Note each line of the entries that includes "time". Then copy those lines.
═════ Supplied material ═════
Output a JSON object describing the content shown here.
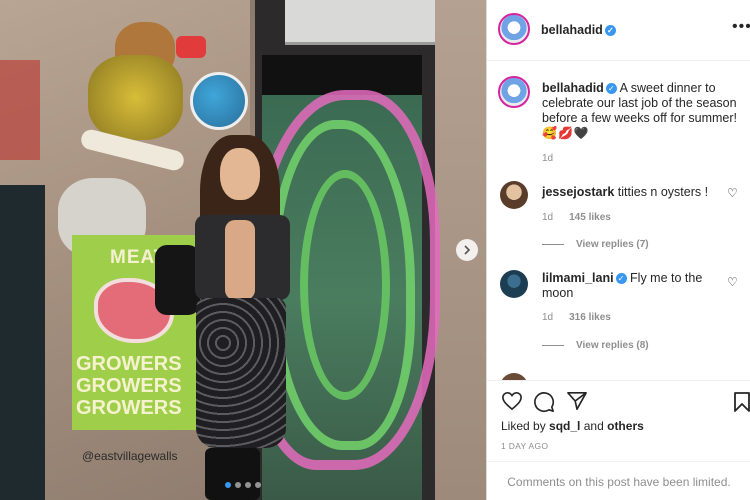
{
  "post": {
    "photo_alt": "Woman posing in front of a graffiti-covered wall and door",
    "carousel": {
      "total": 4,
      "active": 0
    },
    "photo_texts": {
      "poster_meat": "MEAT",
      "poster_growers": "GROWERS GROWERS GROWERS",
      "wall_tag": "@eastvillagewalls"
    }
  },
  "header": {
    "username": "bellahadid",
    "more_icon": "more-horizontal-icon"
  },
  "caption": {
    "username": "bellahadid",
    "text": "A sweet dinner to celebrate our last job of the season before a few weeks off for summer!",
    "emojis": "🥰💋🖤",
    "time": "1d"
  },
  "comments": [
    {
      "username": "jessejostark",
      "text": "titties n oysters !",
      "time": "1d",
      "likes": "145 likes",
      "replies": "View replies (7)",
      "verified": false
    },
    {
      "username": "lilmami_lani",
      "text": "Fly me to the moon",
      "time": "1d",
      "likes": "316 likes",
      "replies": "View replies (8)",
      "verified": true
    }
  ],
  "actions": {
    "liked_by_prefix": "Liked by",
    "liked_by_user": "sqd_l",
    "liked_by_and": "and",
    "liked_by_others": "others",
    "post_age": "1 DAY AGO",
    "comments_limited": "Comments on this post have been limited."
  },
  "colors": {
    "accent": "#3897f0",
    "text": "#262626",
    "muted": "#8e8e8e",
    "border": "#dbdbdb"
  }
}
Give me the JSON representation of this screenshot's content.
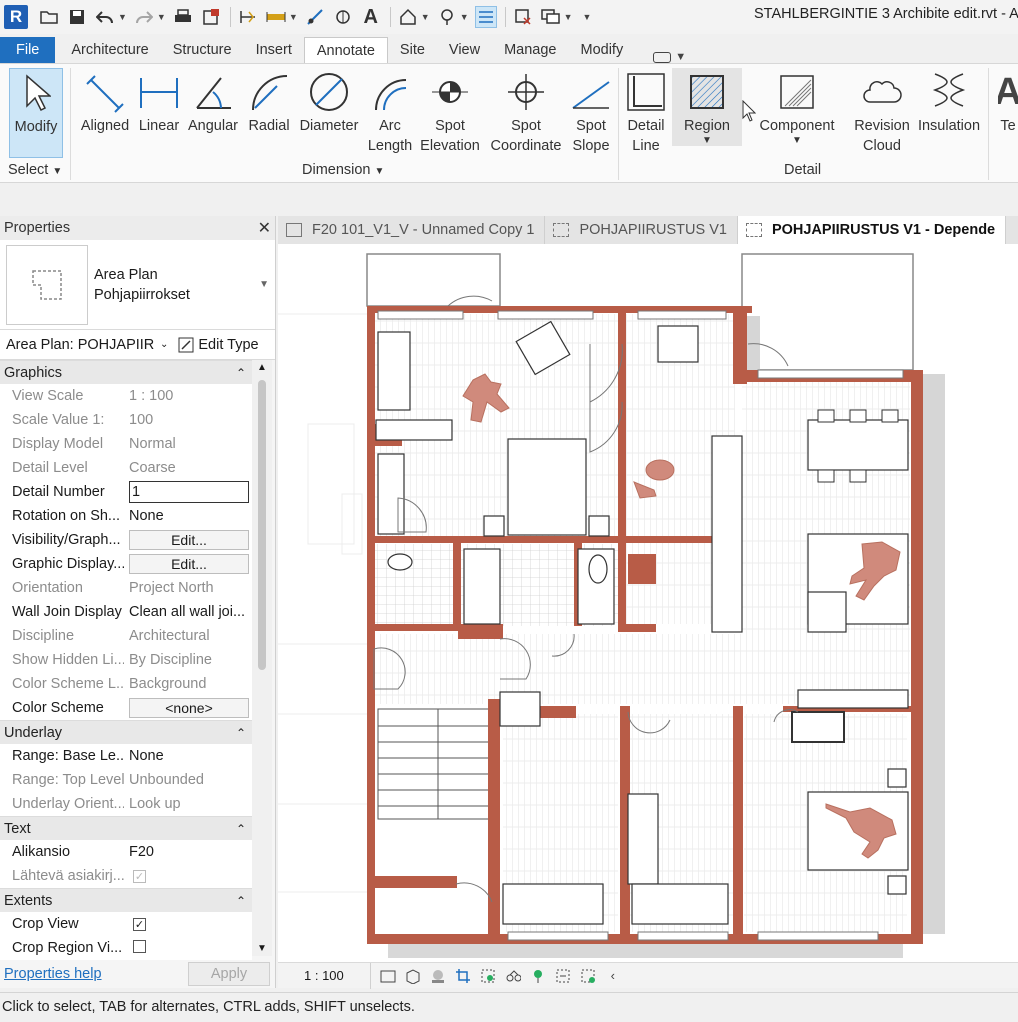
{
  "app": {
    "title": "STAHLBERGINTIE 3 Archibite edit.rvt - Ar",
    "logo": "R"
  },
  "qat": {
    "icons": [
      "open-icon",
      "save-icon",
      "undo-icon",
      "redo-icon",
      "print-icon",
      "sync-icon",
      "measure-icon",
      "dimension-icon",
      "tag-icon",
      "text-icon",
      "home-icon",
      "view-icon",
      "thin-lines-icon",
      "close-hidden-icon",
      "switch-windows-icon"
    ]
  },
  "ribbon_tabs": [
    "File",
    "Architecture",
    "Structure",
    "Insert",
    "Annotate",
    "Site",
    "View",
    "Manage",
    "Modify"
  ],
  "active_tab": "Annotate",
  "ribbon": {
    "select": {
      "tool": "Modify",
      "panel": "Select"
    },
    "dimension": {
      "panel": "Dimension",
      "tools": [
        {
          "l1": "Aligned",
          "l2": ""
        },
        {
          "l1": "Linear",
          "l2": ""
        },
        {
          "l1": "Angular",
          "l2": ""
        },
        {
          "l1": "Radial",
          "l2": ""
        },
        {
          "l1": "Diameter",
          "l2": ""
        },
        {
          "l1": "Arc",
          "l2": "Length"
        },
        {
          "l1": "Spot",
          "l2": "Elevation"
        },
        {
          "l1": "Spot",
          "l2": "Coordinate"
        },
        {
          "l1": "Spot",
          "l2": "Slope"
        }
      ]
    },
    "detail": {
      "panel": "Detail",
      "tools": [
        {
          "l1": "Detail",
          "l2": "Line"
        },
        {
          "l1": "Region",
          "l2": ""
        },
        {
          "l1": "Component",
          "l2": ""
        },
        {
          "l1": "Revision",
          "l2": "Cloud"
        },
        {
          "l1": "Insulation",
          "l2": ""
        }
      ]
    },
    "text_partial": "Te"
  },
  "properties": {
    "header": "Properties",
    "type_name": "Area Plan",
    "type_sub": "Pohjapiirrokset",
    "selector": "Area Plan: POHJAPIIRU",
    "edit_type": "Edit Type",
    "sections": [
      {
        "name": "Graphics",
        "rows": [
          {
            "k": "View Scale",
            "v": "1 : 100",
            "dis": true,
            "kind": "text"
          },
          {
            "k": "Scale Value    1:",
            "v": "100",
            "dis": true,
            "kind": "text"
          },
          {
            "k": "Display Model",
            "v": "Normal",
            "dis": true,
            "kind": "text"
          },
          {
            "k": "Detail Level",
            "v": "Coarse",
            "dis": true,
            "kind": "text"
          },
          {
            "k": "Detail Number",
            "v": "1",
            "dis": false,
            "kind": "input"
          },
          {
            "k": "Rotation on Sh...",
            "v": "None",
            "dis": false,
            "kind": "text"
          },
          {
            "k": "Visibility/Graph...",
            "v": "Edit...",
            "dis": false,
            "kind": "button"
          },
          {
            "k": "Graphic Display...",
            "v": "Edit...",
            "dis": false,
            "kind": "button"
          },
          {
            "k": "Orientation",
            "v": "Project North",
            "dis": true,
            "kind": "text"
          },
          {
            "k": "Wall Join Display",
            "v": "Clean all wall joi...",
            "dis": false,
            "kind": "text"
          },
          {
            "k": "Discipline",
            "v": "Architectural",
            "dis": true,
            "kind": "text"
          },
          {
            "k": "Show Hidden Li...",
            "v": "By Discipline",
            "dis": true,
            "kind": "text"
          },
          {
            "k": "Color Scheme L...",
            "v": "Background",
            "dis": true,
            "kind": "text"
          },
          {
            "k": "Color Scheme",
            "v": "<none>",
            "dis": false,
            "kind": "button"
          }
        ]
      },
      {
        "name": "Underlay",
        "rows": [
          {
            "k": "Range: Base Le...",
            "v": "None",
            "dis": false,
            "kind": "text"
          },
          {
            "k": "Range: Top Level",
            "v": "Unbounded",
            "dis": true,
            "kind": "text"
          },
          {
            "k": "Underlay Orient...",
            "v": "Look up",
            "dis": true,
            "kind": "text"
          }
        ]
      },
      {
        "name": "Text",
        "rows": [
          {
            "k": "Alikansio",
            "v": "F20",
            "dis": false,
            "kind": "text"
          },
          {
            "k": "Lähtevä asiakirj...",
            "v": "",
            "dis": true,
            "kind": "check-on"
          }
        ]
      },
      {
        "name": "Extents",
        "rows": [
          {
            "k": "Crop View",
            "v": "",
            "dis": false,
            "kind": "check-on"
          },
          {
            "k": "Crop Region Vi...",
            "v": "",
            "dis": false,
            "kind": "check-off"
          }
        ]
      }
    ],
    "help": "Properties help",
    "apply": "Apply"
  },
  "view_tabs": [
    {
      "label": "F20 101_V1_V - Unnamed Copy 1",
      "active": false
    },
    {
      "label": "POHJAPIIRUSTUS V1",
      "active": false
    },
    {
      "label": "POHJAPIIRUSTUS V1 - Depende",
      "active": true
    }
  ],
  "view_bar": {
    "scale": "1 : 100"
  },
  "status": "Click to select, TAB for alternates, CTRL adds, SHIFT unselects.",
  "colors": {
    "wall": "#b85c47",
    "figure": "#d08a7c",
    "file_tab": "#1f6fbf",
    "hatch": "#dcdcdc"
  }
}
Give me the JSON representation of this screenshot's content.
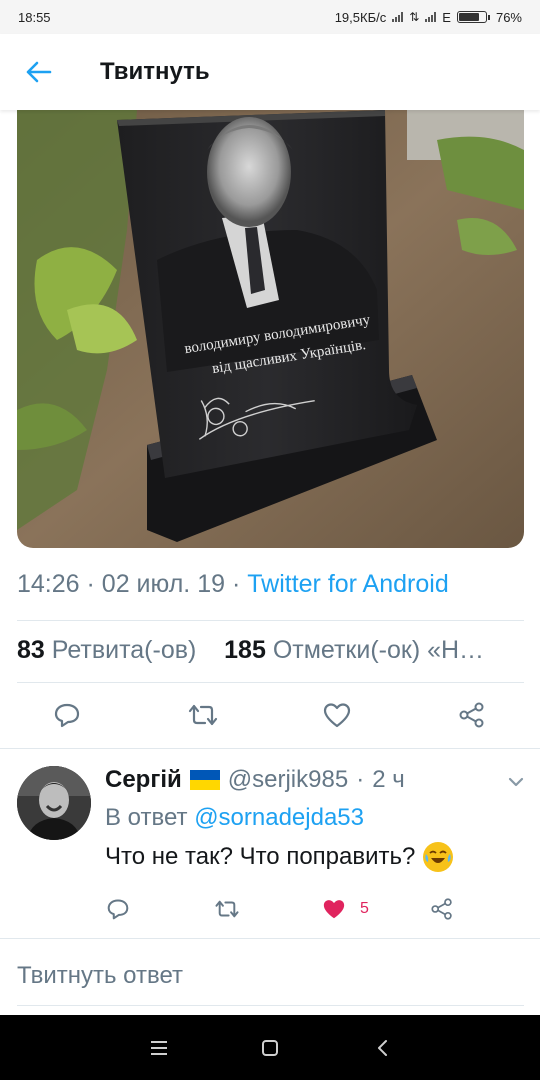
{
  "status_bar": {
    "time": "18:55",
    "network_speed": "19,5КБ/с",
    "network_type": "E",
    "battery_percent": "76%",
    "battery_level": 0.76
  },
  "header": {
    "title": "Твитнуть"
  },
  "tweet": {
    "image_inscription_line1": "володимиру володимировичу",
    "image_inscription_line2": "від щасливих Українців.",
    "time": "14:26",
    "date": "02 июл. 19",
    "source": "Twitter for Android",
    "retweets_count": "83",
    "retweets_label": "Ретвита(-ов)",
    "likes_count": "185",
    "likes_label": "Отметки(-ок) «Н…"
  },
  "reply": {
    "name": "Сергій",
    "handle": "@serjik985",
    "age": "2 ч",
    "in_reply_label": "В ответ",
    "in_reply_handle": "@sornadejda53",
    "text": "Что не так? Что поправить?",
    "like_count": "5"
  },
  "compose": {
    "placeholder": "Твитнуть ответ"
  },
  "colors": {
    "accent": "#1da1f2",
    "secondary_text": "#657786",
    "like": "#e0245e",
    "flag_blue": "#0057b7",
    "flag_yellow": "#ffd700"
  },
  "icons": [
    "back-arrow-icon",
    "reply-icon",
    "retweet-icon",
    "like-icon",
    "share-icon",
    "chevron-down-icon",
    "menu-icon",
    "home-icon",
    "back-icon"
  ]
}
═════
Completed exercise |
    "time": "1d"
      "time": "1d",
      "time": "1d",
    "time": "18:55",
    "time": "14:26",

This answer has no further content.